Madeon launched his career off of a viral video. “Pop Culture"—an intricate 39–song mashup uploaded onto his Youtube channel in 2011—blew up within days. It’s since amassed over 50 million views. Multiple record labels approached him based on the strength of his mashup, and he soon signed with Columbia Records.

Since then, Madeon (whose real name is Hugo Leclercq) has released an EP, his debut album Adventure, and the wildly popular single "Shelter" with fellow electronic musician Porter Robinson. Good Faith, Madeon’s second album, released on Nov. 15, feels like his best yet—it's a personal, happier, more mature extension of his previous work. 

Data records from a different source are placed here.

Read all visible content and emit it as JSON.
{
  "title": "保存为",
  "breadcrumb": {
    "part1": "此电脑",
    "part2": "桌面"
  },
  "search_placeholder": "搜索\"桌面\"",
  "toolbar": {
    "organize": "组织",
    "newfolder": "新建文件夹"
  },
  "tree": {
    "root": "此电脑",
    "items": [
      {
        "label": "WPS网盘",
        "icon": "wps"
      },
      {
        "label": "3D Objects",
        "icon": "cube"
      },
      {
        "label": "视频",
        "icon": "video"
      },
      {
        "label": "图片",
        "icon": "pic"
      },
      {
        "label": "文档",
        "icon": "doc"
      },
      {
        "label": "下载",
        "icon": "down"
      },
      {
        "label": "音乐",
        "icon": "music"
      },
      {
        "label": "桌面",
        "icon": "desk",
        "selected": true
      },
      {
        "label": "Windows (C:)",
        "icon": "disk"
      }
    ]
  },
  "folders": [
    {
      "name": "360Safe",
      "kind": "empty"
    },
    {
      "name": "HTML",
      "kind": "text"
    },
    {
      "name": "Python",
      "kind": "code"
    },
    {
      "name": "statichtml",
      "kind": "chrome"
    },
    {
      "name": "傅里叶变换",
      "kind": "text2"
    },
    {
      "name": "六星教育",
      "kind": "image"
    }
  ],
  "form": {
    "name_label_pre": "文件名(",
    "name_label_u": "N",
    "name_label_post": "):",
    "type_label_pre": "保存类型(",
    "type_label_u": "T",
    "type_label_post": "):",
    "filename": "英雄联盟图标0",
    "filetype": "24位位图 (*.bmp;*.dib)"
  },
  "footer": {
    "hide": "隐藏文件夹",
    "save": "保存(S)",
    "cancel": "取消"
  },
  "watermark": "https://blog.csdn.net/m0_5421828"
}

The album begins with more pop–friendly tracks, most likely tailored for maximum chance at exposure. “Dream Dream Dream” layers a chopped–up choir vocal with shimmering synths before it drops away into quiet, pitch–modulated verses sung by Madeon himself. While only two of Madeon’s previous songs—”Shelter” and “Home”—featured his own vocals, on Good Faith, his voice takes a major role. Sure, it’s run through effects and modulation until it sounds almost like a synth, but the album isn’t Madeon–production plus guest vocalists, like Adventure was. It’s showcasing Madeon as a holistic artist.

Good Faith is at its best when Madeon’s vocals match up with the triumphant synth work he first became famous for. On “Be Fine,” the album’s third single, the normally reserved Madeon sounds confident, singing, “Today the world is gonna do me right / The sun is rising in my head / Until I just cannot believe my eyes” over a bouncy synth guitar and choral shouts. “Nirvana” and “Miracle” both build slowly from quiet vocals into crescendos of sound, with Madeon layering subtle arpeggios over vocal chop, creating a shimmering wall of guitar and synth. While Madeon is no stranger to sonic journeys or innovative sound design—see “Technicolor” or “Icarus” of his The City EP—his layering and sound choices are more deliberate and mature on Good Faith, and the album benefits from it.

Though it contains the album highlight “Hold Me Just Because,” which features a beautiful Brasstracks–assisted horn crescendo, the back half of the album is more forgettable. The vocals on songs like “Heavy With Hoping” and “Borealis” simply don’t hit as hard as some of the standouts from the first half, and while there are still interesting melodic and instrumental portions of the song, they're not enough to fully carry it. The first single “All My Friends” also sees Madeon trying to be something he’s not: The poppy production and repetitive lyrics seem like an attempt to garner some mainstream attention and radio play. 

But Madeon isn’t a pop star, or at least shouldn’t be. He’s a producer first and foremost, even if he uses his own vocals. When he frames his songs as such—letting the gorgeous instrumentals work alongside his modulated vocals rather than simply using them as a means to an end—Good Faith succeeds. Madeon should remember that “Pop Culture,” his first break into fame, wasn’t great because it was made of pop songs. It was his genius arrangement and production that made it so.